She also painted the coronation chair and maps of the route of the coronation procession, which she carefully inserted into her scrapbook folder. Other children attempted to record the mountain of memorabilia, sticking stamps and food packaging haphazardly into their scrapbooks.
Some of the hundreds of these 1953 scrapbooks have ended up in archives. Others have found their way onto eBay, having recently been discovered in attics and lofts. Still others survive in people’s homes, often holding meaning for their families.
Over the last two years, I’ve contacted archivists, scoured eBay and tracked down references to royal scrapbooking. While some of us might be tempted to dismiss scrapbooks as little more than a craft project, they are much more – a gateway into somebody’s personal world, a way of reading history over their shoulder.
Memories for future generations
Scrapbooks offer a glimpse into the lives of people who would otherwise have been lost to history. Coronation scrapbooks tell us so much about what interested people about the time, as well as their own memories of scrapbooking, at school and at home. Our histories aren’t solely those published in books, but also those carefully cut and paste into people’s scrapbooks.
For many children, the royal family were the first subject on which they scrapbooked, recording their first trip to London to see the coronation decorations, or the pomp and circumstance of the ceremony snipped from newspapers.
In 1953, teenage girls told the social research organisation Mass Observation how they were inspired to make their coronation scrapbooks by other members of their family.
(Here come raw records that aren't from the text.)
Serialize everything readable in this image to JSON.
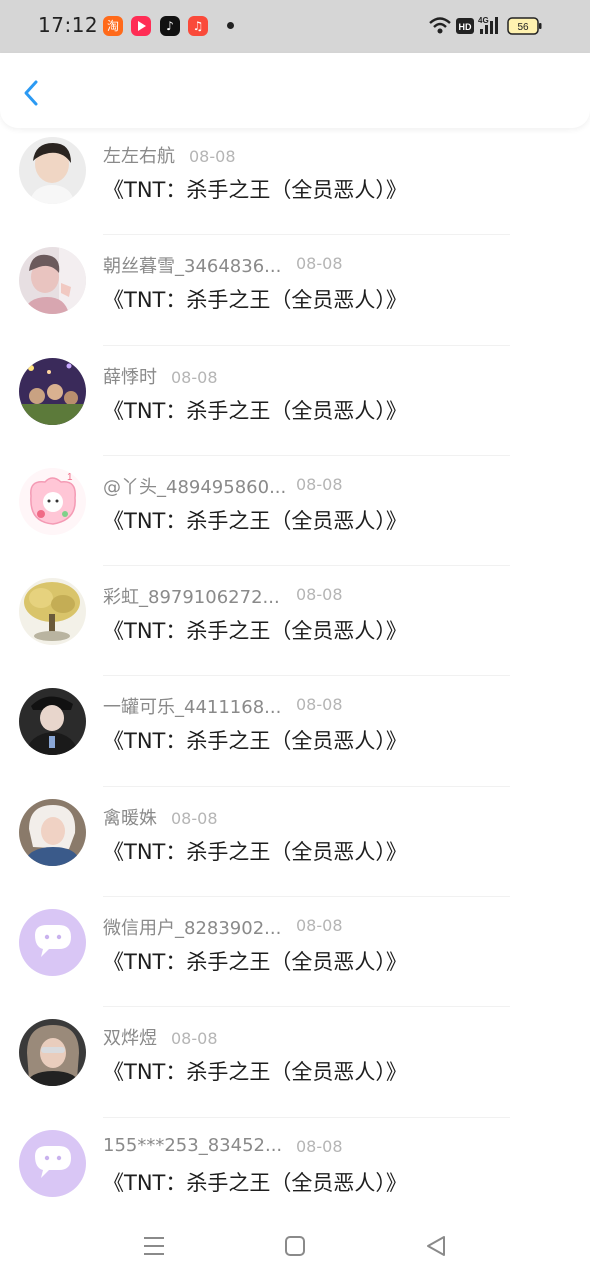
{
  "status_bar": {
    "time": "17:12",
    "network": "4G",
    "hd": "HD",
    "battery": "56",
    "app_icons": [
      "taobao-icon",
      "video-app-icon",
      "tiktok-icon",
      "music-app-icon"
    ]
  },
  "header": {
    "back_icon": "chevron-left-icon",
    "accent": "#2b9af3"
  },
  "items": [
    {
      "name": "左左右航",
      "date": "08-08",
      "message": "《TNT：杀手之王（全员恶人）》"
    },
    {
      "name": "朝丝暮雪_3464836...",
      "date": "08-08",
      "message": "《TNT：杀手之王（全员恶人）》"
    },
    {
      "name": "薛悸时",
      "date": "08-08",
      "message": "《TNT：杀手之王（全员恶人）》"
    },
    {
      "name": "@丫头_489495860...",
      "date": "08-08",
      "message": "《TNT：杀手之王（全员恶人）》"
    },
    {
      "name": "彩虹_8979106272...",
      "date": "08-08",
      "message": "《TNT：杀手之王（全员恶人）》"
    },
    {
      "name": "一罐可乐_4411168...",
      "date": "08-08",
      "message": "《TNT：杀手之王（全员恶人）》"
    },
    {
      "name": "禽暖姝",
      "date": "08-08",
      "message": "《TNT：杀手之王（全员恶人）》"
    },
    {
      "name": "微信用户_8283902...",
      "date": "08-08",
      "message": "《TNT：杀手之王（全员恶人）》"
    },
    {
      "name": "双烨煜",
      "date": "08-08",
      "message": "《TNT：杀手之王（全员恶人）》"
    },
    {
      "name": "155***253_83452...",
      "date": "08-08",
      "message": "《TNT：杀手之王（全员恶人）》"
    }
  ],
  "nav": [
    "menu-icon",
    "home-square-icon",
    "back-triangle-icon"
  ]
}
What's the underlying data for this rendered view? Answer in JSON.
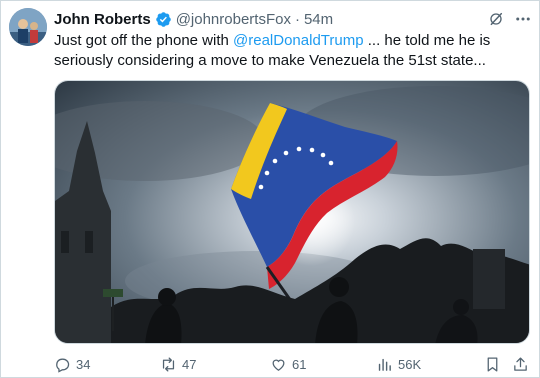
{
  "tweet": {
    "author_name": "John Roberts",
    "handle": "@johnrobertsFox",
    "separator": "·",
    "time": "54m",
    "text_before": "Just got off the phone with ",
    "mention": "@realDonaldTrump",
    "text_after": " ... he told me he is seriously considering a move to make Venezuela the 51st state..."
  },
  "icons": {
    "verified": "verified-badge-icon",
    "grok": "grok-icon",
    "more": "more-icon",
    "reply": "reply-icon",
    "retweet": "retweet-icon",
    "like": "like-icon",
    "views": "views-icon",
    "bookmark": "bookmark-icon",
    "share": "share-icon"
  },
  "actions": {
    "replies": "34",
    "retweets": "47",
    "likes": "61",
    "views": "56K"
  },
  "colors": {
    "accent": "#1d9bf0",
    "text": "#0f1419",
    "muted": "#536471",
    "flag_yellow": "#f2c81e",
    "flag_blue": "#2a4fa8",
    "flag_red": "#d8232e"
  }
}
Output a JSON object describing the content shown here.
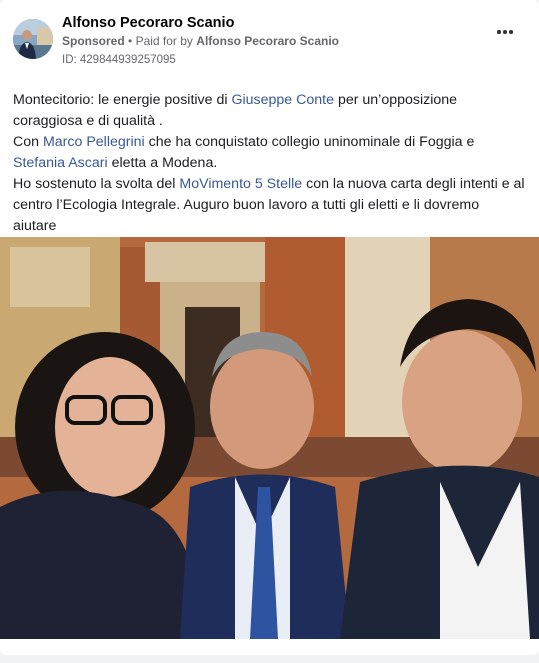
{
  "post": {
    "author": "Alfonso Pecoraro Scanio",
    "sponsored_label": "Sponsored",
    "separator": "•",
    "paid_for_prefix": "Paid for by",
    "paid_for_name": "Alfonso Pecoraro Scanio",
    "id_line": "ID: 429844939257095",
    "more_icon": "more-horizontal-icon",
    "text": {
      "p1_a": "Montecitorio: le energie positive di ",
      "p1_link": "Giuseppe Conte",
      "p1_b": " per un’opposizione coraggiosa e di qualità .",
      "p2_a": "Con ",
      "p2_link1": "Marco Pellegrini",
      "p2_b": " che ha conquistato collegio uninominale di Foggia e ",
      "p2_link2": "Stefania Ascari",
      "p2_c": " eletta a Modena.",
      "p3_a": "Ho sostenuto la svolta del ",
      "p3_link": "MoVimento 5 Stelle",
      "p3_b": " con la nuova carta degli intenti e al centro l’Ecologia Integrale. Auguro buon lavoro a tutti gli eletti e li dovremo aiutare",
      "p4": "...."
    },
    "colors": {
      "link": "#385898",
      "meta": "#65676b"
    }
  }
}
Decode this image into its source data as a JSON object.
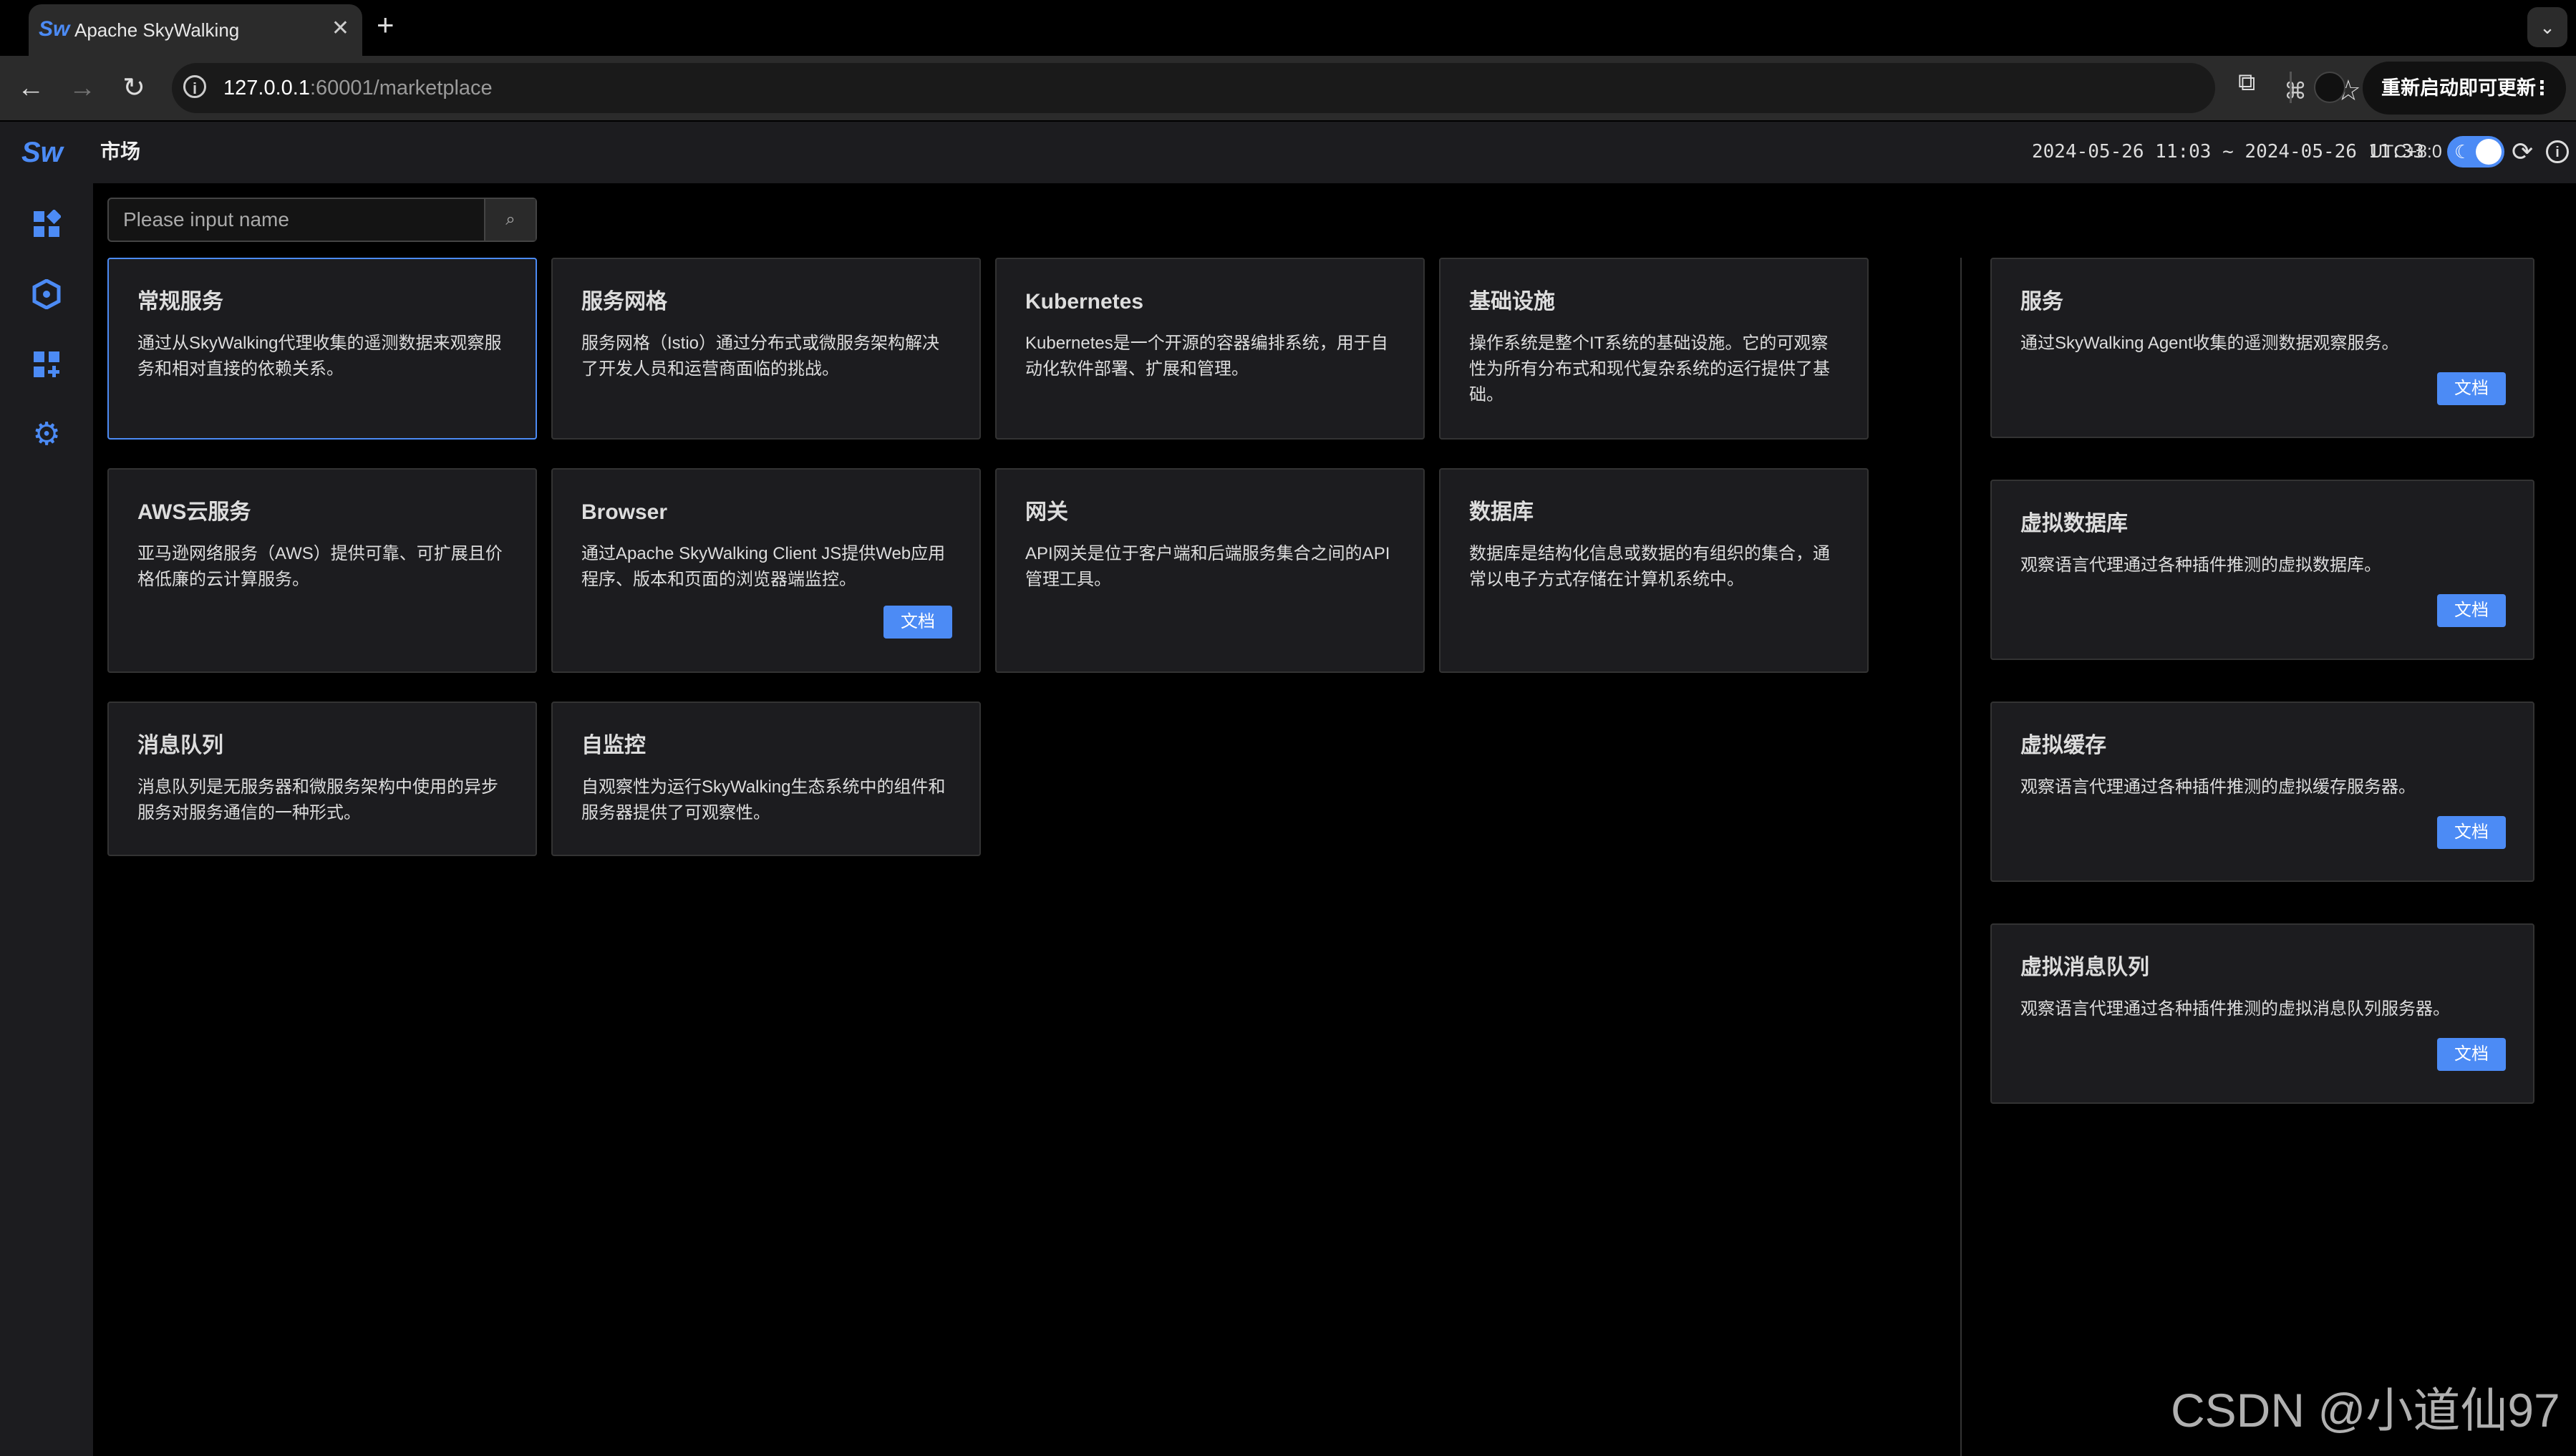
{
  "browser": {
    "tab_title": "Apache SkyWalking",
    "tab_logo": "Sw",
    "url_host": "127.0.0.1",
    "url_path": ":60001/marketplace",
    "update_label": "重新启动即可更新"
  },
  "header": {
    "logo": "Sw",
    "title": "市场",
    "time_range": "2024-05-26 11:03 ~ 2024-05-26 11:33",
    "timezone": "UTC+8:0"
  },
  "search": {
    "placeholder": "Please input name"
  },
  "cards": [
    {
      "title": "常规服务",
      "desc": "通过从SkyWalking代理收集的遥测数据来观察服务和相对直接的依赖关系。"
    },
    {
      "title": "服务网格",
      "desc": "服务网格（Istio）通过分布式或微服务架构解决了开发人员和运营商面临的挑战。"
    },
    {
      "title": "Kubernetes",
      "desc": "Kubernetes是一个开源的容器编排系统，用于自动化软件部署、扩展和管理。"
    },
    {
      "title": "基础设施",
      "desc": "操作系统是整个IT系统的基础设施。它的可观察性为所有分布式和现代复杂系统的运行提供了基础。"
    },
    {
      "title": "AWS云服务",
      "desc": "亚马逊网络服务（AWS）提供可靠、可扩展且价格低廉的云计算服务。"
    },
    {
      "title": "Browser",
      "desc": "通过Apache SkyWalking Client JS提供Web应用程序、版本和页面的浏览器端监控。",
      "doc": "文档"
    },
    {
      "title": "网关",
      "desc": "API网关是位于客户端和后端服务集合之间的API管理工具。"
    },
    {
      "title": "数据库",
      "desc": "数据库是结构化信息或数据的有组织的集合，通常以电子方式存储在计算机系统中。"
    },
    {
      "title": "消息队列",
      "desc": "消息队列是无服务器和微服务架构中使用的异步服务对服务通信的一种形式。"
    },
    {
      "title": "自监控",
      "desc": "自观察性为运行SkyWalking生态系统中的组件和服务器提供了可观察性。"
    }
  ],
  "side_cards": [
    {
      "title": "服务",
      "desc": "通过SkyWalking Agent收集的遥测数据观察服务。",
      "doc": "文档"
    },
    {
      "title": "虚拟数据库",
      "desc": "观察语言代理通过各种插件推测的虚拟数据库。",
      "doc": "文档"
    },
    {
      "title": "虚拟缓存",
      "desc": "观察语言代理通过各种插件推测的虚拟缓存服务器。",
      "doc": "文档"
    },
    {
      "title": "虚拟消息队列",
      "desc": "观察语言代理通过各种插件推测的虚拟消息队列服务器。",
      "doc": "文档"
    }
  ],
  "watermark": "CSDN @小道仙97",
  "colors": {
    "accent": "#4c8bf5",
    "card_bg": "#1c1c1f",
    "page_bg": "#000000"
  }
}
One girl recounted reading her mother’s scrapbook for the coronation of King George VI in 1937, and made sure that her 1953 scrapbook was the same size so she could join the two together.
Another girl was compelled to make a scrapbook because she felt it important for future family members to read. Her scrapbook wasn’t just for herself, or even immediate family members, but with an eye to future children and grandchildren who would relish the opportunity to learn about the coronation. The royal family provided an invisible thread between different generations of the same family – made visible through the act of scrapbooking.
Modern scrapbooking traditions
The royal family has changed, and so too has the same widespread impulse to mark royal events. While many people are now more likely to commemorate the Jubilee using photos and videos in social media posts, scrapbookers can still buy themed scrapbook sets, complete with stickers, cards, buttons and gems.
Some museums, such as Clifton Park Museum in Rotherham, are digging out scrapbooks from their archives to explore how the borough marked earlier royal visits and events.
Communities are also turning to scrapbooks to record their commemorative activities. Grangepark Care Home in Peterhead is using a scrapbook to house photographs of schoolchildren who design commemorative stones, so that “future generations will be able to look back and see what we did for the Jubilee celebrations”. In Blisworth, Northamptonshire, the Heritage Society is asking villagers to contribute a page to its communal Platinum Jubilee scrapbook, inspired from an earlier competition in 1953.
The same desire to make a record for future generations still exists in 2022, as it did it 1953, even if the focus is less on the royal family, than on how communities celebrate national events. Today’s scrapbooks, like their 1953 equivalents, are more meaningful objects in the histories of our families, and our own communities, than we might expect. Over the bank holiday, why not dig around in your attic or ask family and friends if they made scrapbooks – you might be surprised by what you find.
Cherish Watton receives funding from the Wolfson Foundation.